“When I sleep with my wife, I sleep with my bed as well, so I thought to myself, if my wife can get pregnant, why can’t my bed!”

On the one hand, it seems to be a bizarre yet funny logic, but, on the other, Kamath through his “Pregnant Bed” takes into custody the notion of social conventions that need to be questioned over and over again. Through his painting, he is trying to delve into the domain of the unsaid by revealing the fact that anything and everything can be possible in a work of fiction. In his world, the bizarre and the illogical occupy the same space, no matter if one is real and the other unreal.

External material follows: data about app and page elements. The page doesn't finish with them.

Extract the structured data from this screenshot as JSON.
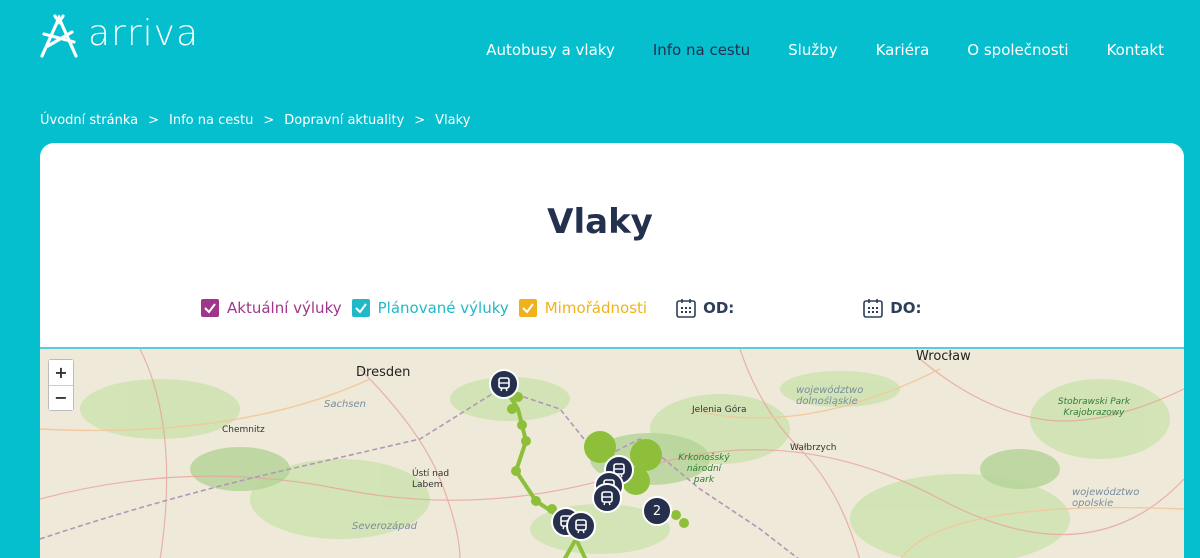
{
  "header": {
    "logo_text": "arriva",
    "nav": [
      {
        "label": "Autobusy a vlaky"
      },
      {
        "label": "Info na cestu"
      },
      {
        "label": "Služby"
      },
      {
        "label": "Kariéra"
      },
      {
        "label": "O společnosti"
      },
      {
        "label": "Kontakt"
      }
    ]
  },
  "breadcrumb": [
    "Úvodní stránka",
    "Info na cestu",
    "Dopravní aktuality",
    "Vlaky"
  ],
  "page_title": "Vlaky",
  "filters": [
    {
      "label": "Aktuální výluky",
      "checked": true,
      "color": "#a0368c"
    },
    {
      "label": "Plánované výluky",
      "checked": true,
      "color": "#21b9c7"
    },
    {
      "label": "Mimořádnosti",
      "checked": true,
      "color": "#f0b21a"
    }
  ],
  "date_from_label": "OD:",
  "date_to_label": "DO:",
  "map": {
    "zoom_in": "+",
    "zoom_out": "−",
    "cluster_count": "2",
    "labels": {
      "wroclaw": "Wrocław",
      "dresden": "Dresden",
      "sachsen": "Sachsen",
      "chemnitz": "Chemnitz",
      "jelenia": "Jelenia Góra",
      "walbrzych": "Wałbrzych",
      "dolnoslaskie": "województwo dolnośląskie",
      "stobrawski": "Stobrawski Park Krajobrazowy",
      "krkonose": "Krkonošský národní park",
      "usti": "Ústí nad Labem",
      "severozapad": "Severozápad",
      "opolskie": "województwo opolskie"
    }
  },
  "colors": {
    "brand": "#05bfcf",
    "dark": "#23304e",
    "route": "#8dbf3a"
  }
}
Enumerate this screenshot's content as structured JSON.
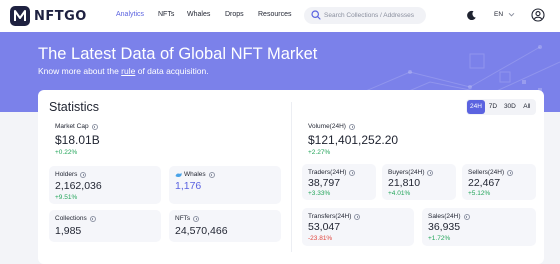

B Manjunath Kamath, Pregnant bed, 2010-11, fibre glass, 72 x 38 x 8”.

'Claymation' triggered a revolutionary saga in the history of artworks

Kamath is the first Indian artist to have initiated an exploration into the technique of animated video installation. He came up with the revolutionary concept of claymation video which got popularized with his artwork “Talk”, the main idea behind which was to jolt people and pull them away from the trivialities of life and bring them in tune with deeper aspects. Kamath does not use any fancy elements in his videos. The objects are simply a part of everyday existence. He uses Flash software as a sketchbook to create ideas for his animation videos.  Kamath says that the desire to communicate is the basis of all creations and in order to overcome desire and fear of the other, one has to talk and resolve issues. “Talk” is thus a humorous yet tongue-in- cheek take on the irony of human lives and how they ceaselessly go on handling issues without ever resolving them.

B Manjunath Kamath, Talk, 2007, clay motion video

His works reflect reality as well as a concern for purposelessness

In his video presentation, Kamath brings the idea of meaninglessness to the fore. He says that human beings suffer from a disease of collecting things from shops without any meaning . His artwork Yes, It’s all Mine expresses his dislike towards the attitude of extravagance and superciliousness. It highlights the importance of meaning and purpose which cannot be built upon materialistic belongings. This image is also suggestive of a tussle between those who “want and have it all” and those “that cannot even get a little”. For Kamath, the attitude of “Yes, It’s all mine” is nonsensical and devoid of meaning.

B Manjunath Kamath, Yes it’s all mine, 2011, digital print on paper, 96 x 34”